def find_directories directories =  entries = `ls -l`.split/\n/ # get long-format directory listing entries.shift # toss away the totals line entries.each do |entry| is_directory = (entry == 'd') # is it a directory? directories << dir if is_directory end directories end
I figured that my ls -l.split/\n/ trickery wasn’t working. So I fired up irb and tried it manually. It worked fine.
Then I sprinkled a few puts statements throughout. entries was fine, and each entry was perfect, looking something like this:
drwx------ 24 jcohen jcohen 816 Aug 19 11:04 Documents
I couldn’t figure out what was wrong. All I had to do was look at the first character of entry; if it was a ‘d’, then I knew I had a directory. But for some reason, is_directory was always false. I googled, checked the RDocs for the String class, thumbed through the PickAxe, and something I read triggered one of those ah-ha moments.
Rats: My C# brain is still alive and kicking.
To confirm my fears, I fired up irb again:
irb> s = "Jeff" => "Jeff" irb> s => 74
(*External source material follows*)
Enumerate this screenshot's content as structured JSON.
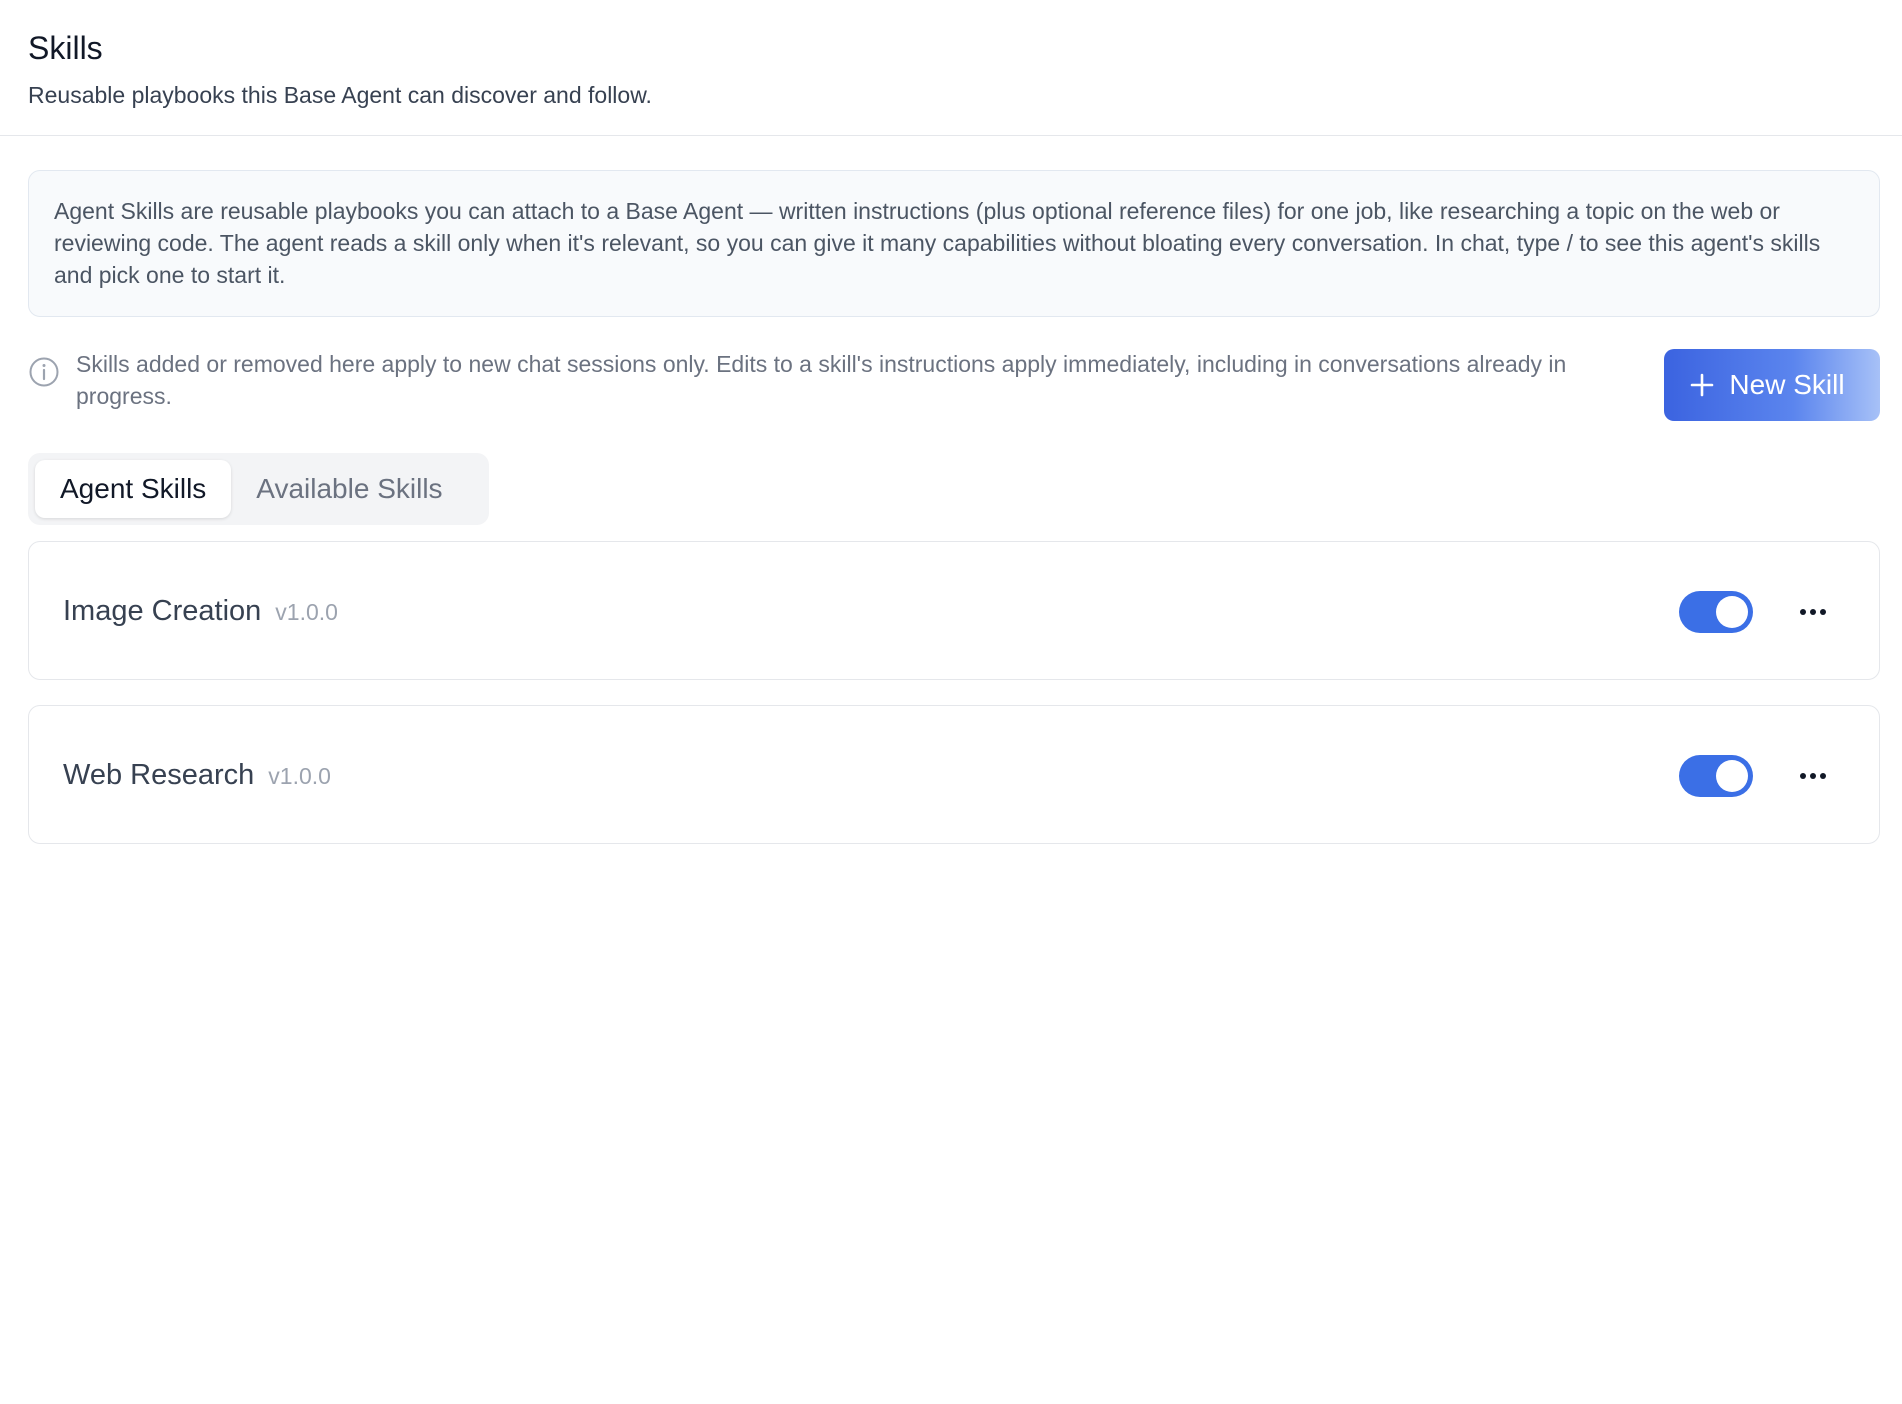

That’s right, folks: on a string, the bracket syntax – when given only one parameter – will return the ASCII value of the character inside. Not the actual character, as it will in C#.
To correctly grab a one-character substring from a string, you have to supply two parameters:
irb> s[0,1] => "J"